### WORK TASK
Copy out each line below containing "icon".

DATA PROVIDED Start Marker

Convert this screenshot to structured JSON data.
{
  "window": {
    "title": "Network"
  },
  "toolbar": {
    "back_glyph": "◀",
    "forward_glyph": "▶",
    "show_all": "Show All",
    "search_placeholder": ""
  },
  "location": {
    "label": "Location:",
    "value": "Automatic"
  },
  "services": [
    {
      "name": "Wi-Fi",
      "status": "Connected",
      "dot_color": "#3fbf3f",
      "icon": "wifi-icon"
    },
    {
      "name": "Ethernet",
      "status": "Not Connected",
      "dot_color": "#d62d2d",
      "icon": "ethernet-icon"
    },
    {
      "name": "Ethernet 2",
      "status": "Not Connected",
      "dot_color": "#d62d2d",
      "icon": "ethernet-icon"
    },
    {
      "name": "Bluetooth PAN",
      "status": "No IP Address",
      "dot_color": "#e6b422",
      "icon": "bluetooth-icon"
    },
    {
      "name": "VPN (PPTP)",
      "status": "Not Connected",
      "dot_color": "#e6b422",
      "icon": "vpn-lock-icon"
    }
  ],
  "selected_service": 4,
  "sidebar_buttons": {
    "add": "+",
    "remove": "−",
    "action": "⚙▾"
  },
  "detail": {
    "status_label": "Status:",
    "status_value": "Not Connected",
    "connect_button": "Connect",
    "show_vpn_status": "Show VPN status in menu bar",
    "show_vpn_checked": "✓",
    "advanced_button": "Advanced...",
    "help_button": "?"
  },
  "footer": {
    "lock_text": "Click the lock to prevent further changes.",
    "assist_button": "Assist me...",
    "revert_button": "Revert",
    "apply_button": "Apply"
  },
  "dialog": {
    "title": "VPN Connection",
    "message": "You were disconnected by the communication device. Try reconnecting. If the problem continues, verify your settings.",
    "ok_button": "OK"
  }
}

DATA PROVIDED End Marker

### YOUR SOLUTION
      "icon": "wifi-icon"
      "icon": "ethernet-icon"
      "icon": "ethernet-icon"
      "icon": "bluetooth-icon"
      "icon": "vpn-lock-icon"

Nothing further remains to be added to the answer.